§ Activity
Out of all the lines below, count those with the word "JSON". Give the number only.
===== Records for this task
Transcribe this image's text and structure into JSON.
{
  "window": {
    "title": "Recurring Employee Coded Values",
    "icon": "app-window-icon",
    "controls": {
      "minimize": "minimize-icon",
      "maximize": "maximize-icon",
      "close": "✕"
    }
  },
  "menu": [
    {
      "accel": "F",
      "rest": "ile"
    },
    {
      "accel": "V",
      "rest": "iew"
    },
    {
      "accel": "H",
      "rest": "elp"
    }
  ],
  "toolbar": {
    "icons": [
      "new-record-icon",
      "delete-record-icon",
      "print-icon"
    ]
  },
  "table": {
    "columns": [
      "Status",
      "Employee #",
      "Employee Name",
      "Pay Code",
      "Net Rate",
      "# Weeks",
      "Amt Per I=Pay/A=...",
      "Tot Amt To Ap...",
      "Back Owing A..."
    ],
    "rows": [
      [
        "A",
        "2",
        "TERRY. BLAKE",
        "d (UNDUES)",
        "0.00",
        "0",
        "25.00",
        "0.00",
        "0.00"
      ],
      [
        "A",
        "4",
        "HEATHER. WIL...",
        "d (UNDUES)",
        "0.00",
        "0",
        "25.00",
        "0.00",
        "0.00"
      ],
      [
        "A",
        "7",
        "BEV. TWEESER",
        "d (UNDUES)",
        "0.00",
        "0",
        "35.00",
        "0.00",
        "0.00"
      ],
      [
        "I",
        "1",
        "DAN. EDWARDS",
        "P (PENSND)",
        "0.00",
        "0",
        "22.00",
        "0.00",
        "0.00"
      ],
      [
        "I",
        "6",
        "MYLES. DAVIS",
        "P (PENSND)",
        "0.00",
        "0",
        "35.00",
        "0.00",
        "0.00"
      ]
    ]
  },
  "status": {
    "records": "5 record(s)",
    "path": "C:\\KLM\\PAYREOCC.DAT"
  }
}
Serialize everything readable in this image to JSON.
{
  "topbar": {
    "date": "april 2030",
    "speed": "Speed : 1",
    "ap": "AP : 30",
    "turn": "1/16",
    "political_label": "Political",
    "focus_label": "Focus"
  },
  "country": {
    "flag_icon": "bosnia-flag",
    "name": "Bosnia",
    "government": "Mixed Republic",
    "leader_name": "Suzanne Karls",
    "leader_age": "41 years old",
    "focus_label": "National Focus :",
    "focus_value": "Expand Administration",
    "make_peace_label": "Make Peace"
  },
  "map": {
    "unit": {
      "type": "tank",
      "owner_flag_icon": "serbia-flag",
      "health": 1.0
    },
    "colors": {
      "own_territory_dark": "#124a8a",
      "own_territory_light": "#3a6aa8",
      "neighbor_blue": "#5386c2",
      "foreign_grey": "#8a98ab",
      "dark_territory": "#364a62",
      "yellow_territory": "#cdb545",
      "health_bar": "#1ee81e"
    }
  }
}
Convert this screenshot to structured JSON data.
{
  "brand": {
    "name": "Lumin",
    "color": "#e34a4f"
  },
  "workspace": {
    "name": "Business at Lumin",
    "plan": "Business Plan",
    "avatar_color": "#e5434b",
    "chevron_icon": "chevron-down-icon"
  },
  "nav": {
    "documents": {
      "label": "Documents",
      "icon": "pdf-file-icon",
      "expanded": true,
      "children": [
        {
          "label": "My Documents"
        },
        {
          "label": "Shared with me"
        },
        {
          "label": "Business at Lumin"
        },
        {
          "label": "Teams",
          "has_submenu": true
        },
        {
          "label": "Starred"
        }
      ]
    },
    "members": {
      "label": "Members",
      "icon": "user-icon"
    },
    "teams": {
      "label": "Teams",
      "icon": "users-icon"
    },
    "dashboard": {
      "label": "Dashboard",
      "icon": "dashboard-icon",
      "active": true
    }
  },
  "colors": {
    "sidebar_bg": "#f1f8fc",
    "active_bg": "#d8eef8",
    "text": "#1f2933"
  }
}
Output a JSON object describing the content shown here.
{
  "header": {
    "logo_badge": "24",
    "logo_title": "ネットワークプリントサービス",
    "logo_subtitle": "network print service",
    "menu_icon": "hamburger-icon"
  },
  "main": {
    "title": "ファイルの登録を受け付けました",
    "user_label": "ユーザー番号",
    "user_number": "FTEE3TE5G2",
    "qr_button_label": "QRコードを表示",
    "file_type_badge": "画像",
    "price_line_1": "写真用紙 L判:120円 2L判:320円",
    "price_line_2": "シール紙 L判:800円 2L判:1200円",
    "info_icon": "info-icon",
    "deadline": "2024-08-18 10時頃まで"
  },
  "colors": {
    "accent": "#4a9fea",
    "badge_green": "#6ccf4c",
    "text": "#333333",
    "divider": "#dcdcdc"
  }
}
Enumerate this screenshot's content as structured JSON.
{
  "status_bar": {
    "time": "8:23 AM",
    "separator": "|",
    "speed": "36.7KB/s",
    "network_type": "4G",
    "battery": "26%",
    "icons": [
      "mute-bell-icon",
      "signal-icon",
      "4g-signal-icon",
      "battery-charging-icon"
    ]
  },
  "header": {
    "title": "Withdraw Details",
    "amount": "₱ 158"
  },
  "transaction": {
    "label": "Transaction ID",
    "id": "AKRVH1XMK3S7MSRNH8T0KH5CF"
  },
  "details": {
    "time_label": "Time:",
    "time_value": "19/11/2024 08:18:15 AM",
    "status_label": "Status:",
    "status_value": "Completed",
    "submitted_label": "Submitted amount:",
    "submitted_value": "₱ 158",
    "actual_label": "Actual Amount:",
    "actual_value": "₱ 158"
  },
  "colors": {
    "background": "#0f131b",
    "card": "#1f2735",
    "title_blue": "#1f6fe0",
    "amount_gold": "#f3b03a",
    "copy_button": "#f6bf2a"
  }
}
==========
§ Task solution
5